▶ _Exercise directions_: Search the records for the string "JSON" and report how many lines contain it, with nothing else.
-------------------------
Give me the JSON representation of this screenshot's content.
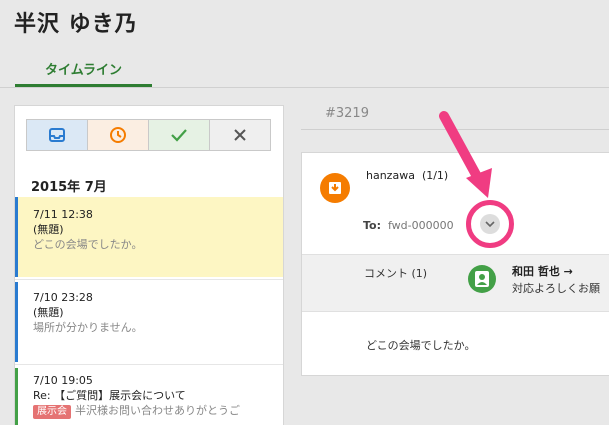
{
  "header": {
    "title": "半沢 ゆき乃",
    "tab_label": "タイムライン"
  },
  "filters": [
    {
      "icon": "inbox-icon",
      "color": "#2a7bd0"
    },
    {
      "icon": "clock-icon",
      "color": "#f57c00"
    },
    {
      "icon": "check-icon",
      "color": "#43a047"
    },
    {
      "icon": "close-icon",
      "color": "#555555"
    }
  ],
  "timeline": {
    "month": "2015年 7月",
    "items": [
      {
        "time": "7/11 12:38",
        "subject": "(無題)",
        "body": "どこの会場でしたか。"
      },
      {
        "time": "7/10 23:28",
        "subject": "(無題)",
        "body": "場所が分かりません。"
      },
      {
        "time": "7/10 19:05",
        "subject": "Re: 【ご質問】展示会について",
        "tag": "展示会",
        "body": "半沢様お問い合わせありがとうご"
      }
    ]
  },
  "ticket": {
    "id": "#3219",
    "sender": "hanzawa",
    "sender_count": "(1/1)",
    "to_label": "To:",
    "to_value": "fwd-000000",
    "comment_label": "コメント (1)",
    "comment_author": "和田 哲也 → ",
    "comment_text": "対応よろしくお願",
    "message_body": "どこの会場でしたか。"
  },
  "colors": {
    "accent_green": "#2e7d32",
    "highlight_pink": "#f03c82",
    "item_selected_bg": "#fdf6c3"
  }
}
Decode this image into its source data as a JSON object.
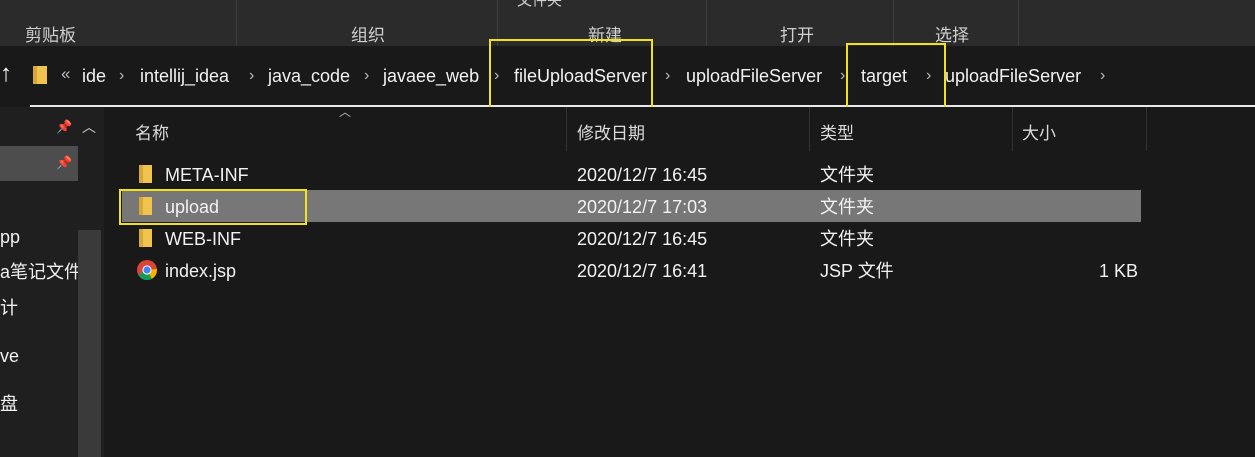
{
  "ribbon": {
    "groups": [
      "剪贴板",
      "组织",
      "新建",
      "打开",
      "选择"
    ],
    "cut_top_text": "文件夹"
  },
  "address": {
    "overflow": "«",
    "crumbs": [
      "ide",
      "intellij_idea",
      "java_code",
      "javaee_web",
      "fileUploadServer",
      "uploadFileServer",
      "target",
      "uploadFileServer"
    ],
    "separator": "›"
  },
  "nav": {
    "items": [
      "pp",
      "a笔记文件",
      "计",
      "ve",
      "盘"
    ]
  },
  "columns": {
    "name": "名称",
    "modified": "修改日期",
    "type": "类型",
    "size": "大小"
  },
  "files": [
    {
      "name": "META-INF",
      "modified": "2020/12/7 16:45",
      "type": "文件夹",
      "size": "",
      "icon": "folder-icon"
    },
    {
      "name": "upload",
      "modified": "2020/12/7 17:03",
      "type": "文件夹",
      "size": "",
      "icon": "folder-icon",
      "selected": true
    },
    {
      "name": "WEB-INF",
      "modified": "2020/12/7 16:45",
      "type": "文件夹",
      "size": "",
      "icon": "folder-icon"
    },
    {
      "name": "index.jsp",
      "modified": "2020/12/7 16:41",
      "type": "JSP 文件",
      "size": "1 KB",
      "icon": "chrome-icon"
    }
  ],
  "colors": {
    "highlight": "#f3e21a",
    "selected_row": "#777777",
    "folder": "#f0c34e",
    "background": "#191919"
  }
}
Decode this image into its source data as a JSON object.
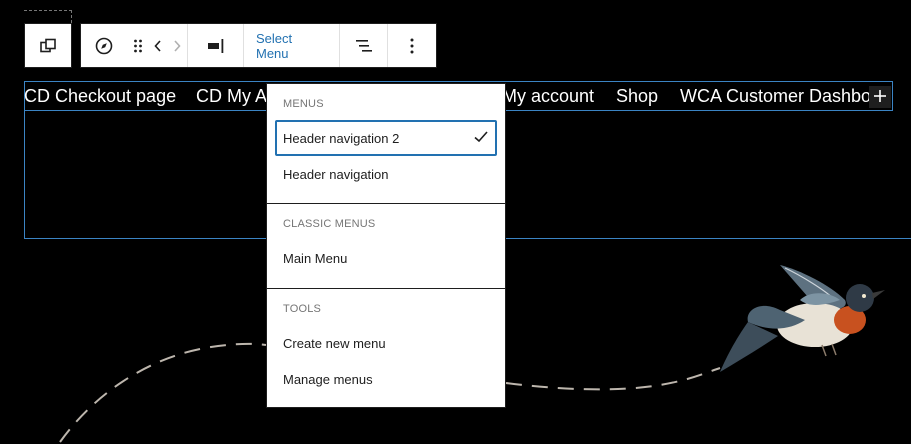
{
  "toolbar": {
    "parent_icon": "parent-block-icon",
    "navigation_icon": "compass-icon",
    "drag_icon": "drag-handle-icon",
    "move_left_icon": "chevron-left-icon",
    "move_right_icon": "chevron-right-icon",
    "justify_icon": "justify-right-icon",
    "select_menu_label": "Select Menu",
    "list_view_icon": "list-view-icon",
    "options_icon": "more-vertical-icon"
  },
  "nav": {
    "items": [
      "CD Checkout page",
      "CD My A",
      "My account",
      "Shop",
      "WCA Customer Dashboard"
    ],
    "add_icon": "plus-icon"
  },
  "dropdown": {
    "menus_heading": "Menus",
    "menus": [
      {
        "label": "Header navigation 2",
        "selected": true
      },
      {
        "label": "Header navigation",
        "selected": false
      }
    ],
    "classic_heading": "Classic Menus",
    "classic": [
      {
        "label": "Main Menu"
      }
    ],
    "tools_heading": "Tools",
    "tools": [
      {
        "label": "Create new menu"
      },
      {
        "label": "Manage menus"
      }
    ],
    "check_icon": "check-icon"
  },
  "colors": {
    "accent": "#2271b1",
    "selection_outline": "#3b84c4",
    "background": "#000000"
  }
}
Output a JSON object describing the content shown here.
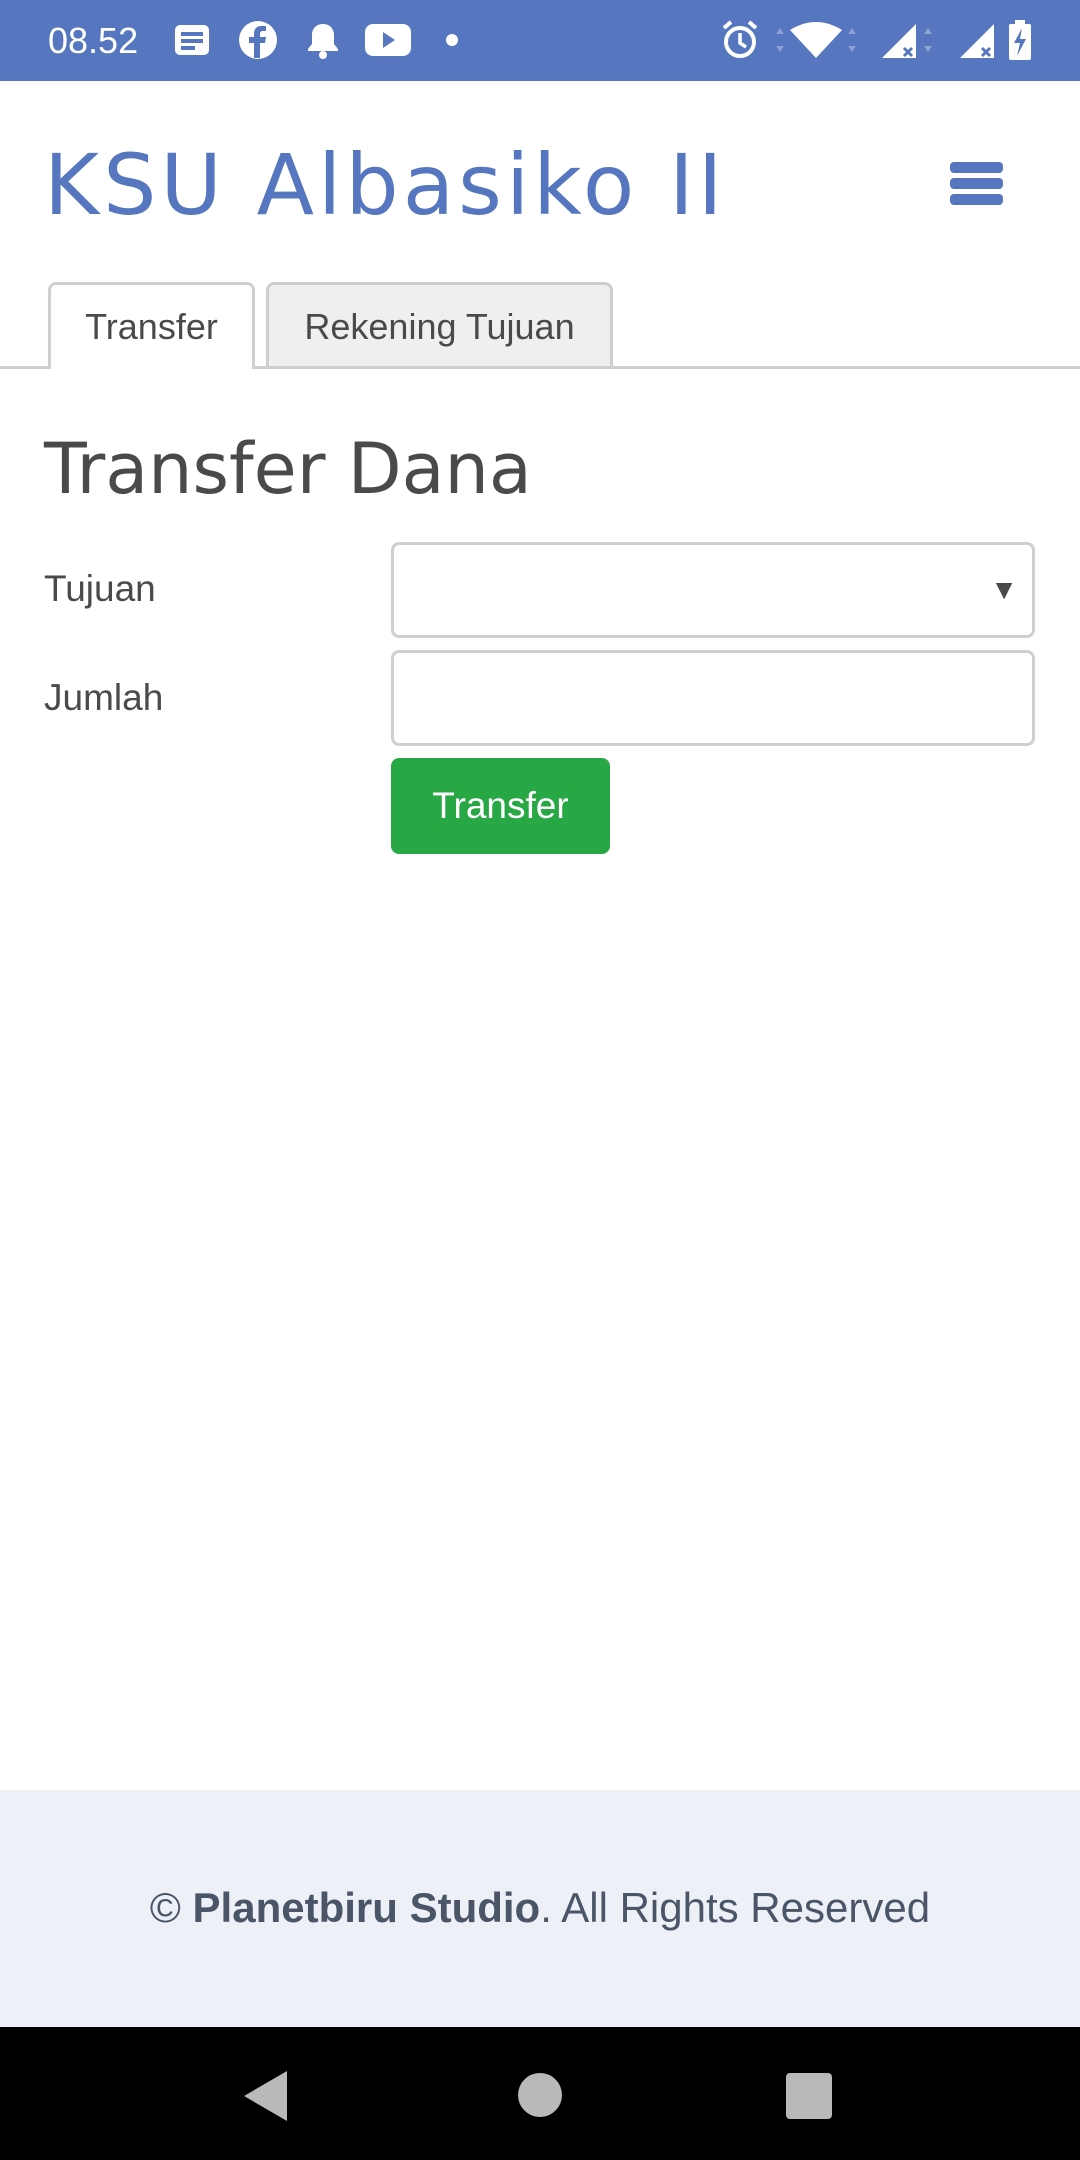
{
  "status_bar": {
    "time": "08.52",
    "left_icons": [
      "message-icon",
      "facebook-icon",
      "bell-icon",
      "youtube-icon",
      "dot-icon"
    ],
    "right_icons": [
      "alarm-icon",
      "wifi-icon",
      "signal-no-sim-icon",
      "signal-no-sim-icon",
      "battery-charging-icon"
    ]
  },
  "header": {
    "brand": "KSU Albasiko II",
    "menu_icon": "hamburger-menu-icon"
  },
  "tabs": [
    {
      "label": "Transfer",
      "active": true
    },
    {
      "label": "Rekening Tujuan",
      "active": false
    }
  ],
  "form": {
    "title": "Transfer Dana",
    "destination_label": "Tujuan",
    "destination_value": "",
    "amount_label": "Jumlah",
    "amount_value": "",
    "submit_label": "Transfer"
  },
  "footer": {
    "symbol": "©",
    "company": "Planetbiru Studio",
    "rights": ". All Rights Reserved"
  },
  "colors": {
    "brand": "#5677bf",
    "status_bar": "#5677bf",
    "button": "#28a745",
    "footer_bg": "#edf0f7"
  }
}
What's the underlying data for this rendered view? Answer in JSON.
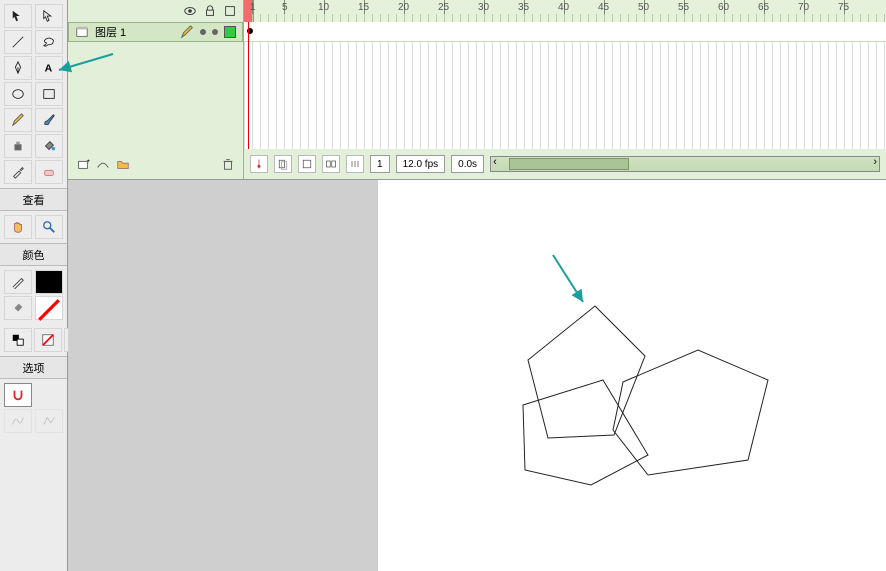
{
  "toolbox": {
    "sections": {
      "view": "查看",
      "color": "颜色",
      "options": "选项"
    },
    "icons": {
      "selection": "selection",
      "subselect": "subselect",
      "line": "line",
      "lasso": "lasso",
      "pen": "pen",
      "text": "text",
      "oval": "oval",
      "rectangle": "rectangle",
      "pencil": "pencil",
      "brush": "brush",
      "inkbottle": "inkbottle",
      "paintbucket": "paintbucket",
      "eyedropper": "eyedropper",
      "eraser": "eraser",
      "hand": "hand",
      "zoom": "zoom",
      "stroke": "stroke-color",
      "fill": "fill-color",
      "bwswap": "bw-swap",
      "none": "no-color",
      "swap": "swap-colors",
      "snap": "snap"
    }
  },
  "timeline": {
    "layer_name": "图层 1",
    "ruler_marks": [
      1,
      5,
      10,
      15,
      20,
      25,
      30,
      35,
      40,
      45,
      50,
      55,
      60,
      65,
      70,
      75
    ],
    "current_frame": "1",
    "fps": "12.0 fps",
    "elapsed": "0.0s",
    "scroll_label": "⏐⏐⏐"
  }
}
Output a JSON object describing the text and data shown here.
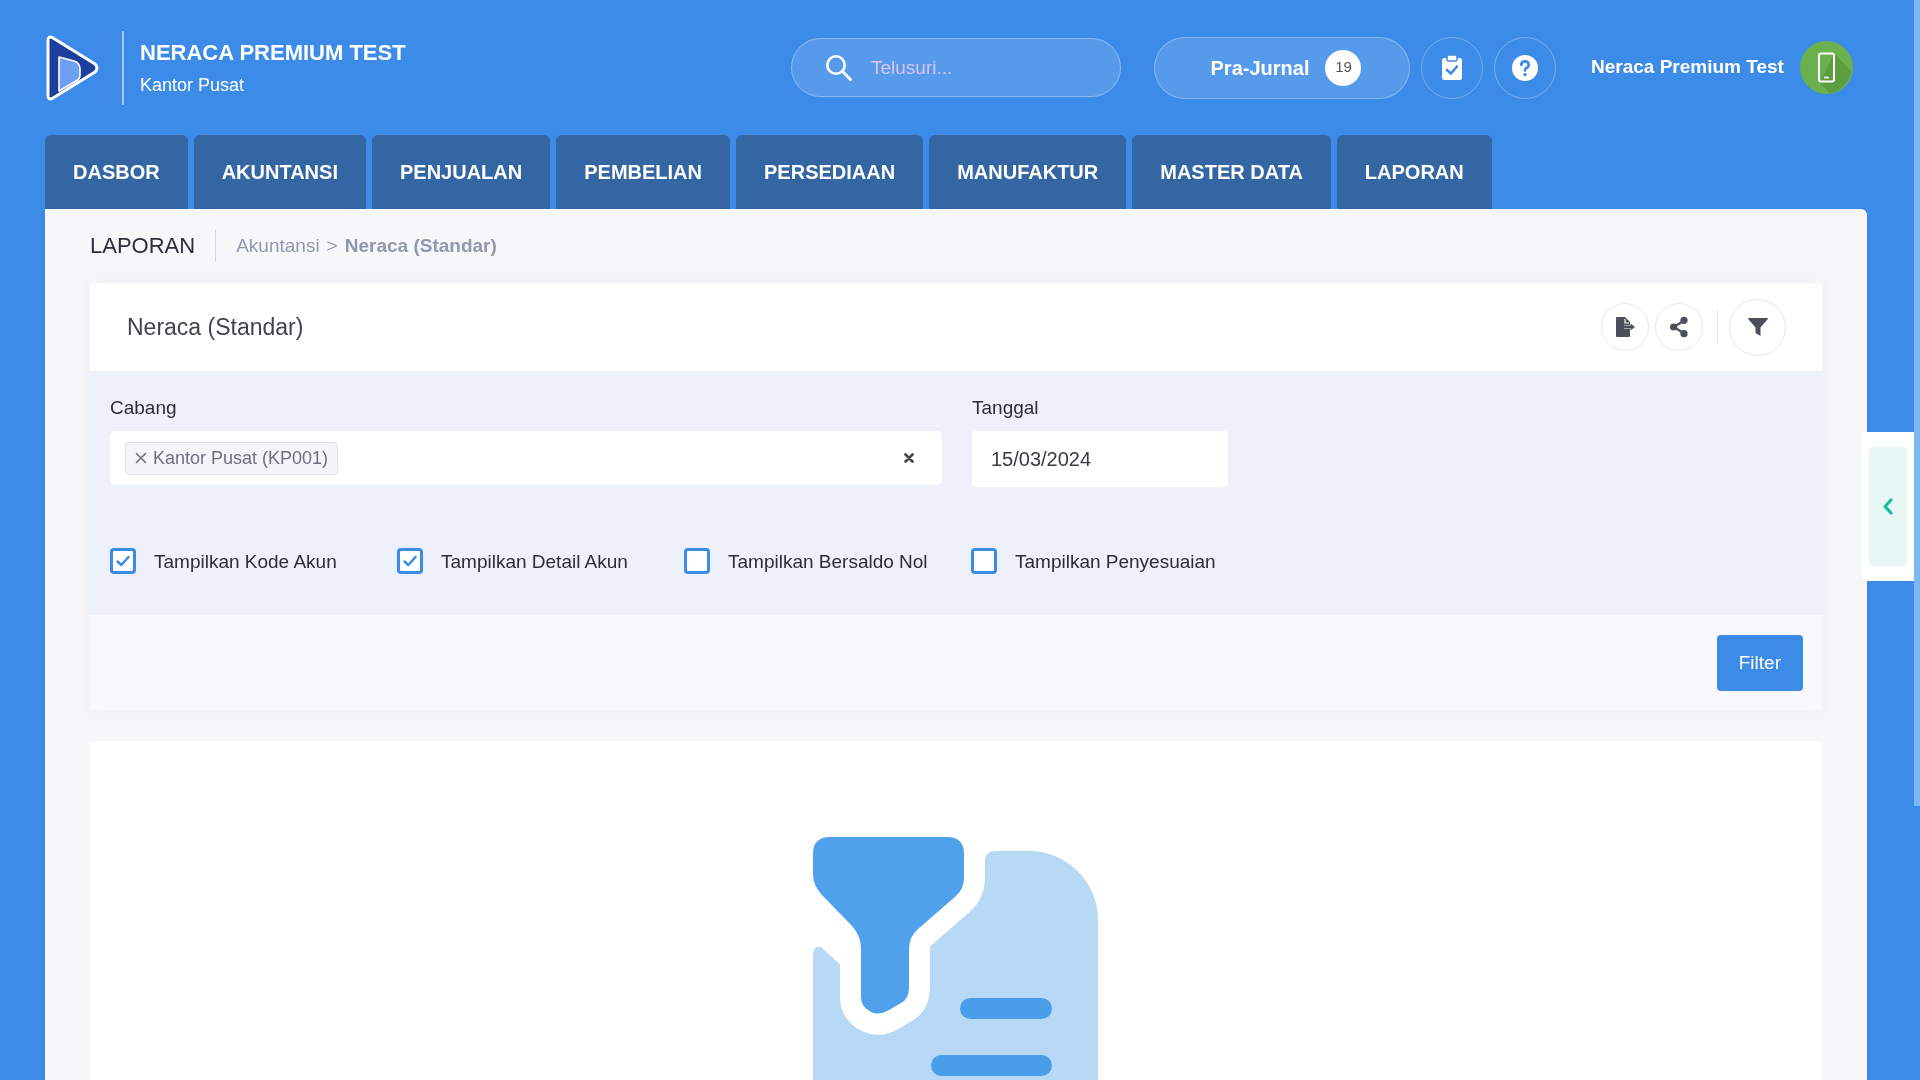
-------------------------
▶ _Answer_: 6